Artificial insemination projects to increase elephant population

photo: Bohdan Szcześniak

photo: Bohdan Szcześniak

The elephant population in Thailand has decreased to less than 5,000 as they have been abandoned and left uncared. Concern authorities have made efforts to increase the huge animal’s population through artificial insemination projects.

Phang Sommai is the latest casualty at the Elephant Conservation Centre in northern Lampang province. Her palms were seriously injured and she cannot walk.

Phang Sommai’s injuries highlight the plight of Thai elephants. Some lost their legs after stepping on landmines while dragging timber in the forest. Many others were wounded by cars while roaming Bangkok’s streets as a result of their mahouts’ exploitation.

“Elephants brought to the cities usually become stressed. Sometimes they run wild, hurting people and damaging property. They also suffer from exhaust fumes, as their trunk which is a highly sensitive organ, is at the same level as car exhaust pipes, and they inhale the toxic fumes directly,” said Preecha Puangkam, a veterinarian at Mae Sa Elephant Camp.

Despite attempts to improve the well-being of elephants, about 400 of the pachyderms wander in cities. As a result, there are more untimely deaths than there are babies born, causing an imbalance in the elephant population.

Lack of opportunity for natural mating also contributes to the dwindling population of Thai elephants.

A female elephant normally gives birth to a single calf, with a 23-month gestation period, longer than other animals.

“Mahouts prefer to have elephants working for money than anything else. Elephant camps also want to keep female elephants as they are easily tamed. This means the males and females have less opportunity to meet and mate,” said Sitthidech Mahawangsakul, a veterinarian at Elephant Conservation Centre.

However, researchers have successfully developed an artificial breeding programme to increase the elephant population and reduce weak characteristics caused by inbreeding. It recently welcomed ‘Khun Plai’, said to be the first baby elephant in Asia born to a mother who was artificially inseminated with fresh semen.

“From this success, we are seeing the way to breed Thai elephants and conserve the huge animal,” said Ronnachit Rungsri, a veterinarian at the Elephant Artificial Insemination Project.

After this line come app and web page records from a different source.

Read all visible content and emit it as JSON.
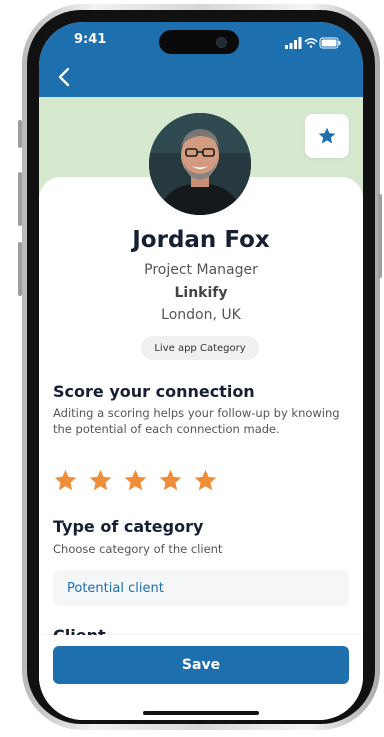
{
  "status_bar": {
    "time": "9:41"
  },
  "profile": {
    "name": "Jordan Fox",
    "role": "Project Manager",
    "company": "Linkify",
    "location": "London, UK",
    "category_chip": "Live app Category"
  },
  "score_section": {
    "title": "Score your connection",
    "description": "Aditing a scoring helps your follow-up by knowing the potential of each connection made.",
    "rating": 5,
    "max_rating": 5
  },
  "category_section": {
    "title": "Type of category",
    "description": "Choose category of the client",
    "selected_value": "Potential client"
  },
  "next_section": {
    "title": "Client"
  },
  "actions": {
    "save_label": "Save"
  },
  "colors": {
    "primary": "#1d6fae",
    "accent_band": "#d6e9cf",
    "star": "#ee8d3a",
    "heading": "#172033"
  }
}
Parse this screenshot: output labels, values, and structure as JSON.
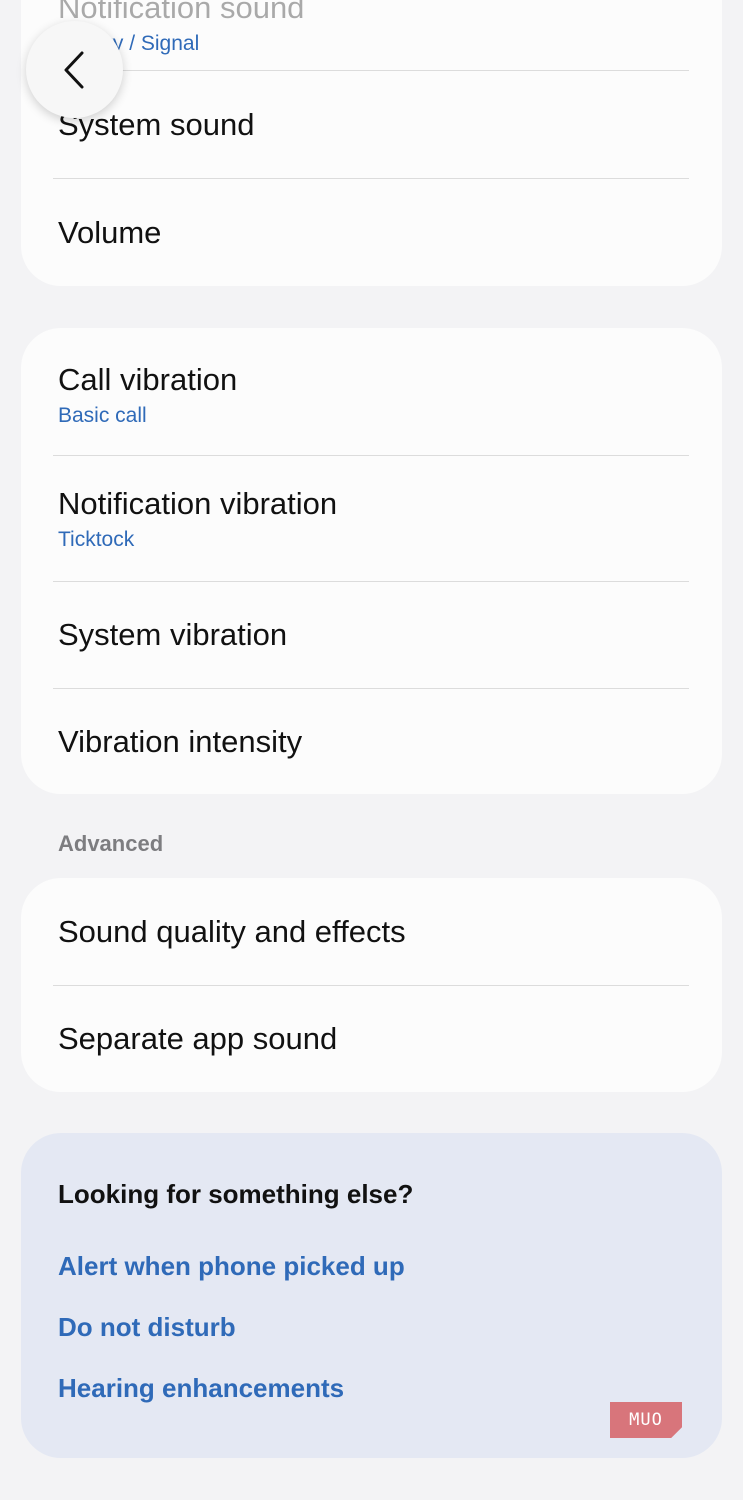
{
  "top_card": {
    "partial_title": "Notification sound",
    "partial_sub": "Galaxy / Signal",
    "items": [
      {
        "title": "System sound"
      },
      {
        "title": "Volume"
      }
    ]
  },
  "vibration_card": {
    "items": [
      {
        "title": "Call vibration",
        "sub": "Basic call"
      },
      {
        "title": "Notification vibration",
        "sub": "Ticktock"
      },
      {
        "title": "System vibration"
      },
      {
        "title": "Vibration intensity"
      }
    ]
  },
  "advanced": {
    "label": "Advanced",
    "items": [
      {
        "title": "Sound quality and effects"
      },
      {
        "title": "Separate app sound"
      }
    ]
  },
  "help": {
    "title": "Looking for something else?",
    "links": [
      "Alert when phone picked up",
      "Do not disturb",
      "Hearing enhancements"
    ]
  },
  "watermark": "MUO",
  "colors": {
    "background": "#f3f3f5",
    "card": "#fcfcfc",
    "accent": "#2f6ab8",
    "help_card": "#e4e8f3"
  },
  "icons": {
    "back": "chevron-left-icon"
  }
}
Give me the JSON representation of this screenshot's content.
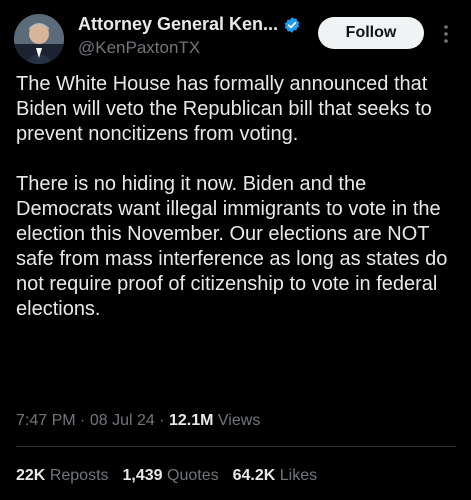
{
  "author": {
    "display_name": "Attorney General Ken...",
    "handle": "@KenPaxtonTX",
    "verified_icon": "verified-badge-icon"
  },
  "follow_label": "Follow",
  "more_icon": "more-options-icon",
  "tweet": {
    "paragraphs": [
      "The White House has formally announced that Biden will veto the Republican bill that seeks to prevent noncitizens from voting.",
      "There is no hiding it now. Biden and the Democrats want illegal immigrants to vote in the election this November. Our elections are NOT safe from mass interference as long as states do not require proof of citizenship to vote in federal elections."
    ]
  },
  "meta": {
    "time": "7:47 PM",
    "date": "08 Jul 24",
    "views_count": "12.1M",
    "views_label": "Views"
  },
  "stats": {
    "reposts_value": "22K",
    "reposts_label": "Reposts",
    "quotes_value": "1,439",
    "quotes_label": "Quotes",
    "likes_value": "64.2K",
    "likes_label": "Likes"
  },
  "colors": {
    "background": "#000000",
    "text": "#e7e9ea",
    "secondary": "#71767b",
    "verified": "#1d9bf0"
  }
}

Research into frozen elephant semen has also been carried out. The frozen semen can be kept for about 20 years for artificial insemination. Phang Sao was given frozen semen and now she is pregnant, with delivery of her baby expected in September. Researchers say the new born will be the world’s first elephant baby from frozen semen and a new hope for the conservation of Thai elephants.